__Work task__.
Each line from the material with the word "title" in it must be copied.

START Dataset records

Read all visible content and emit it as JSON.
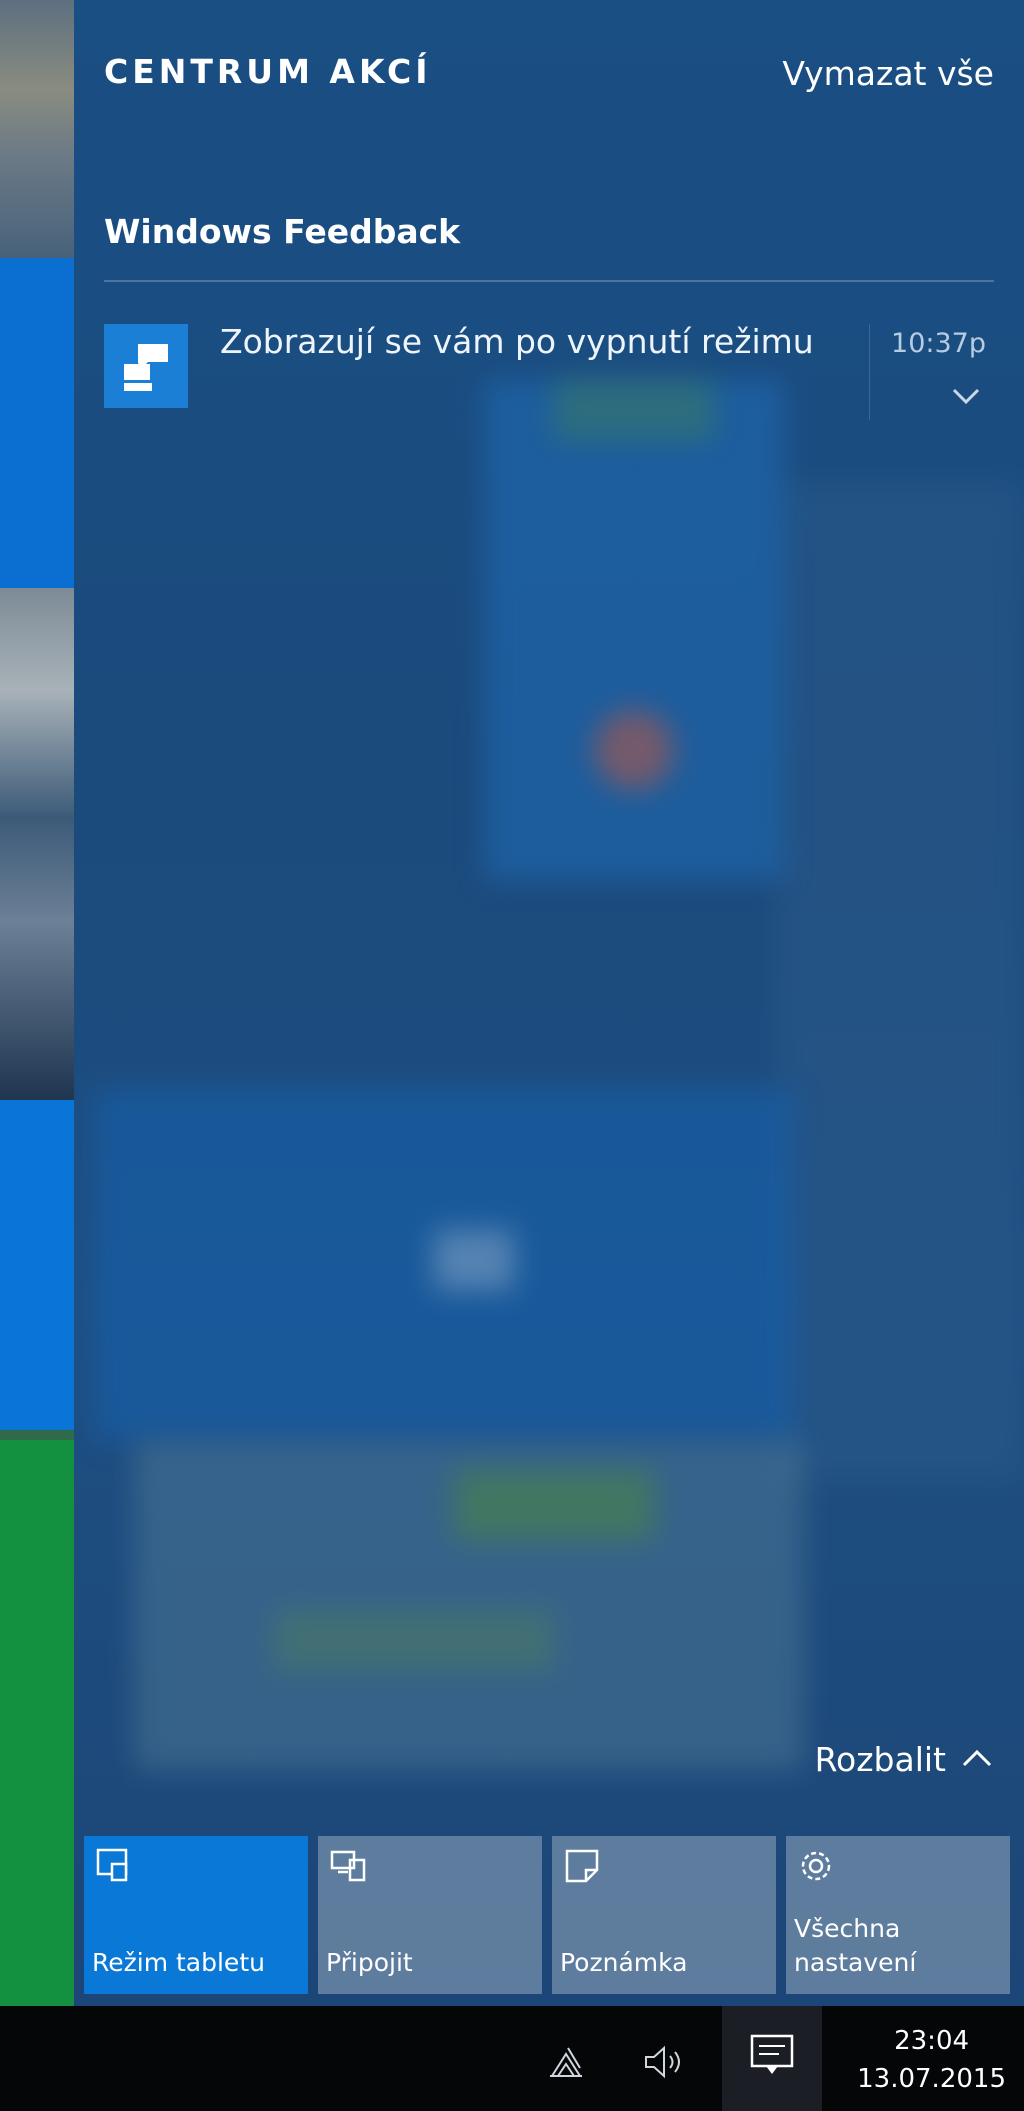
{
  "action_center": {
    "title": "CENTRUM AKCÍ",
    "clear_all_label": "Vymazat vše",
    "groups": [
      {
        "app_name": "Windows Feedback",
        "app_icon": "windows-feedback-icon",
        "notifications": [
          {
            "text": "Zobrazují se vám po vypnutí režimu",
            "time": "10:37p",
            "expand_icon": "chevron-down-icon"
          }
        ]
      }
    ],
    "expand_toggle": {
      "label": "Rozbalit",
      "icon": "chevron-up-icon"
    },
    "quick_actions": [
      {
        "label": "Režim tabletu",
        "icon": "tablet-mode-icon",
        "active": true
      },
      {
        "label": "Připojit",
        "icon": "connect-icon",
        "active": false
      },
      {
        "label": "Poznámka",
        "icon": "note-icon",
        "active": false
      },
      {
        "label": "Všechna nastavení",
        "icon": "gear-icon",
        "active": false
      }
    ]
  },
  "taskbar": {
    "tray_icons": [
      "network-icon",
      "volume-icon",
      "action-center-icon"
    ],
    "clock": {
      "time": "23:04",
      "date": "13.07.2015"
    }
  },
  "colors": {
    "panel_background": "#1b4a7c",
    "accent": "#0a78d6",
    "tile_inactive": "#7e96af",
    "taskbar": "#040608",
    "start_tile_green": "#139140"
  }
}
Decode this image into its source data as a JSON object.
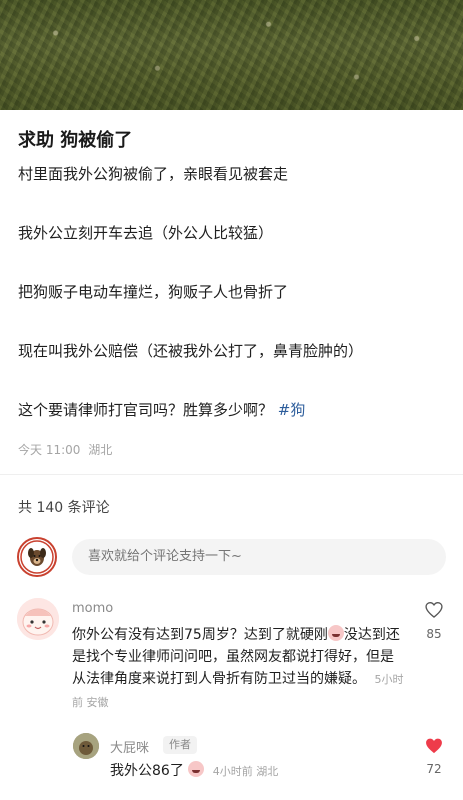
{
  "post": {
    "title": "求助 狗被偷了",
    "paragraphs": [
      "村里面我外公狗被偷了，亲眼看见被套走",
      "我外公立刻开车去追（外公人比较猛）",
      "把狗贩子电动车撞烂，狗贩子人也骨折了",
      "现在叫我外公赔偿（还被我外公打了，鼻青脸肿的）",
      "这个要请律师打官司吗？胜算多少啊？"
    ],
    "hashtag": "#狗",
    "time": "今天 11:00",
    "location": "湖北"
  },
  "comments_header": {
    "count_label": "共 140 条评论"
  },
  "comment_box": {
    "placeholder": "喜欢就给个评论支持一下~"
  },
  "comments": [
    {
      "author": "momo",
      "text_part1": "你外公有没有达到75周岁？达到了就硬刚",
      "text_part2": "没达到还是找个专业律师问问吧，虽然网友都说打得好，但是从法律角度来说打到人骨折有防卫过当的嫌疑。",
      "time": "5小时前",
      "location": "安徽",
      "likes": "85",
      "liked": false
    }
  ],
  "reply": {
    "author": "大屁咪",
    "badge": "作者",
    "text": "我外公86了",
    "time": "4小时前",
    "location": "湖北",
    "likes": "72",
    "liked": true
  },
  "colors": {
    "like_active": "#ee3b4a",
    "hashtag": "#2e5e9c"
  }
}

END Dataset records
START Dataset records

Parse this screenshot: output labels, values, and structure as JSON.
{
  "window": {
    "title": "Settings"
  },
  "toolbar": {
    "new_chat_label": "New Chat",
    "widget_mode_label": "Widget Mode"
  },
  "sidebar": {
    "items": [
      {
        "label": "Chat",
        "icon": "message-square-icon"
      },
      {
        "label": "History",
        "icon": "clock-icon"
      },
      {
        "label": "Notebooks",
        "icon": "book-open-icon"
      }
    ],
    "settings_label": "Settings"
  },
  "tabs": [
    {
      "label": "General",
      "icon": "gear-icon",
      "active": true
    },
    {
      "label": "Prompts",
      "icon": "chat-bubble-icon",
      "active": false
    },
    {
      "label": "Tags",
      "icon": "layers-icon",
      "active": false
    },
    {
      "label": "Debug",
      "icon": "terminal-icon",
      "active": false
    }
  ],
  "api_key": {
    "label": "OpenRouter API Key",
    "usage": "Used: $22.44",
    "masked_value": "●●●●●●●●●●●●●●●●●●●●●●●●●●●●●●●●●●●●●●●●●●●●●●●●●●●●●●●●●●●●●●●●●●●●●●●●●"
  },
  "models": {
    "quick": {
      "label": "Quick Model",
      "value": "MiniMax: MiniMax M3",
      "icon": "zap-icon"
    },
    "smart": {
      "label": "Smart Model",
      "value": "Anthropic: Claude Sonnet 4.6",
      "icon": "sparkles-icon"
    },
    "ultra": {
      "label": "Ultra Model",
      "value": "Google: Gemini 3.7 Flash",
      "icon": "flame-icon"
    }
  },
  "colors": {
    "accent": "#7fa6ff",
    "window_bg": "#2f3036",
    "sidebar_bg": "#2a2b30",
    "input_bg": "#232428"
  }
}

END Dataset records

__Solution to this exercise__.
    "title": "CENTRUM AKCÍ",
    "title": "求助 狗被偷了",
    "title": "Settings"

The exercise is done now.